**PROBLEM**
Before repeating the entries below, strip out every picture and keep all else as it is.

----- INFORMATION PROVIDED

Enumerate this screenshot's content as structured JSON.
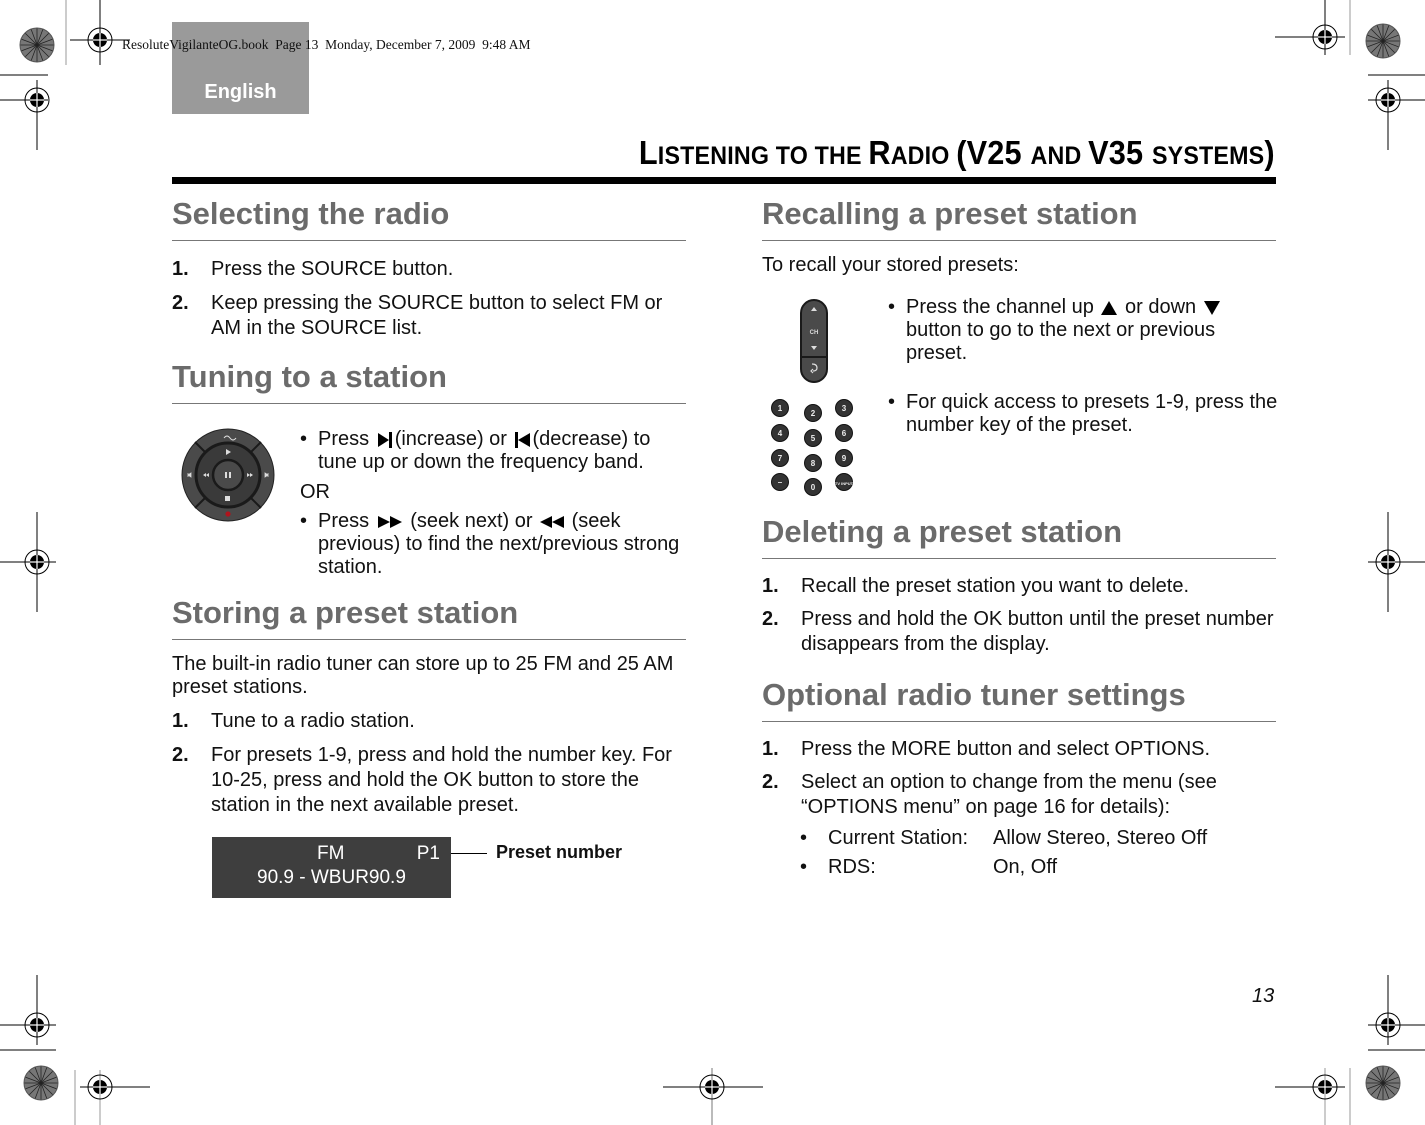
{
  "print_header": "ResoluteVigilanteOG.book  Page 13  Monday, December 7, 2009  9:48 AM",
  "language_tab": "English",
  "page_title": {
    "parts": [
      {
        "text": "L",
        "big": true
      },
      {
        "text": "ISTENING TO THE ",
        "big": false
      },
      {
        "text": "R",
        "big": true
      },
      {
        "text": "ADIO ",
        "big": false
      },
      {
        "text": "(V25 ",
        "big": true
      },
      {
        "text": "AND ",
        "big": false
      },
      {
        "text": "V35 ",
        "big": true
      },
      {
        "text": "SYSTEMS",
        "big": false
      },
      {
        "text": ")",
        "big": true
      }
    ],
    "full": "LISTENING TO THE RADIO (V25 AND V35 SYSTEMS)"
  },
  "left": {
    "selecting": {
      "heading": "Selecting the radio",
      "steps": [
        {
          "n": "1.",
          "text": "Press the SOURCE button."
        },
        {
          "n": "2.",
          "text": "Keep pressing the SOURCE button to select FM or AM in the SOURCE list."
        }
      ]
    },
    "tuning": {
      "heading": "Tuning to a station",
      "bullet1": {
        "a": "Press",
        "b": "(increase) or",
        "c": "(decrease) to tune up or down the frequency band."
      },
      "or": "OR",
      "bullet2": {
        "a": "Press",
        "b": "(seek next) or",
        "c": "(seek previous) to find the next/previous strong station."
      },
      "icons": [
        "skip-next-icon",
        "skip-previous-icon",
        "fast-forward-icon",
        "rewind-icon"
      ]
    },
    "storing": {
      "heading": "Storing a preset station",
      "intro": "The built-in radio tuner can store up to 25 FM and 25 AM preset stations.",
      "steps": [
        {
          "n": "1.",
          "text": "Tune to a radio station."
        },
        {
          "n": "2.",
          "text": "For presets 1-9, press and hold the number key. For 10-25, press and hold the OK button to store the station in the next available preset."
        }
      ],
      "display": {
        "band": "FM",
        "preset": "P1",
        "station": "90.9 - WBUR90.9"
      },
      "callout": "Preset number"
    }
  },
  "right": {
    "recalling": {
      "heading": "Recalling a preset station",
      "intro": "To recall your stored presets:",
      "bullet1": {
        "a": "Press the channel up",
        "b": "or down",
        "c": "button to go to the next or previous preset."
      },
      "bullet2": "For quick access to presets 1-9, press the number key of the preset.",
      "ch_label": "CH",
      "keypad": [
        "1",
        "2",
        "3",
        "4",
        "5",
        "6",
        "7",
        "8",
        "9",
        "–",
        "0",
        "TV INPUT"
      ]
    },
    "deleting": {
      "heading": "Deleting a preset station",
      "steps": [
        {
          "n": "1.",
          "text": "Recall the preset station you want to delete."
        },
        {
          "n": "2.",
          "text": "Press and hold the OK button until the preset number disappears from the display."
        }
      ]
    },
    "optional": {
      "heading": "Optional radio tuner settings",
      "steps": [
        {
          "n": "1.",
          "text": "Press the MORE button and select OPTIONS."
        },
        {
          "n": "2.",
          "text": "Select an option to change from the menu (see “OPTIONS menu” on page 16 for details):"
        }
      ],
      "options": [
        {
          "key": "Current Station:",
          "value": "Allow Stereo, Stereo Off"
        },
        {
          "key": "RDS:",
          "value": "On, Off"
        }
      ]
    }
  },
  "page_number": "13",
  "colors": {
    "heading_gray": "#6b6b6b",
    "tab_gray": "#9a9a9a",
    "lcd_bg": "#3e3e3e",
    "record_red": "#b0141c"
  }
}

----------

**TASK ANSWER**
Enumerate this screenshot's content as structured JSON.
{
  "print_header": "ResoluteVigilanteOG.book  Page 13  Monday, December 7, 2009  9:48 AM",
  "language_tab": "English",
  "page_title": {
    "parts": [
      {
        "text": "L",
        "big": true
      },
      {
        "text": "ISTENING TO THE ",
        "big": false
      },
      {
        "text": "R",
        "big": true
      },
      {
        "text": "ADIO ",
        "big": false
      },
      {
        "text": "(V25 ",
        "big": true
      },
      {
        "text": "AND ",
        "big": false
      },
      {
        "text": "V35 ",
        "big": true
      },
      {
        "text": "SYSTEMS",
        "big": false
      },
      {
        "text": ")",
        "big": true
      }
    ],
    "full": "LISTENING TO THE RADIO (V25 AND V35 SYSTEMS)"
  },
  "left": {
    "selecting": {
      "heading": "Selecting the radio",
      "steps": [
        {
          "n": "1.",
          "text": "Press the SOURCE button."
        },
        {
          "n": "2.",
          "text": "Keep pressing the SOURCE button to select FM or AM in the SOURCE list."
        }
      ]
    },
    "tuning": {
      "heading": "Tuning to a station",
      "bullet1": {
        "a": "Press",
        "b": "(increase) or",
        "c": "(decrease) to tune up or down the frequency band."
      },
      "or": "OR",
      "bullet2": {
        "a": "Press",
        "b": "(seek next) or",
        "c": "(seek previous) to find the next/previous strong station."
      },
      "icons": [
        "skip-next-icon",
        "skip-previous-icon",
        "fast-forward-icon",
        "rewind-icon"
      ]
    },
    "storing": {
      "heading": "Storing a preset station",
      "intro": "The built-in radio tuner can store up to 25 FM and 25 AM preset stations.",
      "steps": [
        {
          "n": "1.",
          "text": "Tune to a radio station."
        },
        {
          "n": "2.",
          "text": "For presets 1-9, press and hold the number key. For 10-25, press and hold the OK button to store the station in the next available preset."
        }
      ],
      "display": {
        "band": "FM",
        "preset": "P1",
        "station": "90.9 - WBUR90.9"
      },
      "callout": "Preset number"
    }
  },
  "right": {
    "recalling": {
      "heading": "Recalling a preset station",
      "intro": "To recall your stored presets:",
      "bullet1": {
        "a": "Press the channel up",
        "b": "or down",
        "c": "button to go to the next or previous preset."
      },
      "bullet2": "For quick access to presets 1-9, press the number key of the preset.",
      "ch_label": "CH",
      "keypad": [
        "1",
        "2",
        "3",
        "4",
        "5",
        "6",
        "7",
        "8",
        "9",
        "–",
        "0",
        "TV INPUT"
      ]
    },
    "deleting": {
      "heading": "Deleting a preset station",
      "steps": [
        {
          "n": "1.",
          "text": "Recall the preset station you want to delete."
        },
        {
          "n": "2.",
          "text": "Press and hold the OK button until the preset number disappears from the display."
        }
      ]
    },
    "optional": {
      "heading": "Optional radio tuner settings",
      "steps": [
        {
          "n": "1.",
          "text": "Press the MORE button and select OPTIONS."
        },
        {
          "n": "2.",
          "text": "Select an option to change from the menu (see “OPTIONS menu” on page 16 for details):"
        }
      ],
      "options": [
        {
          "key": "Current Station:",
          "value": "Allow Stereo, Stereo Off"
        },
        {
          "key": "RDS:",
          "value": "On, Off"
        }
      ]
    }
  },
  "page_number": "13",
  "colors": {
    "heading_gray": "#6b6b6b",
    "tab_gray": "#9a9a9a",
    "lcd_bg": "#3e3e3e",
    "record_red": "#b0141c"
  }
}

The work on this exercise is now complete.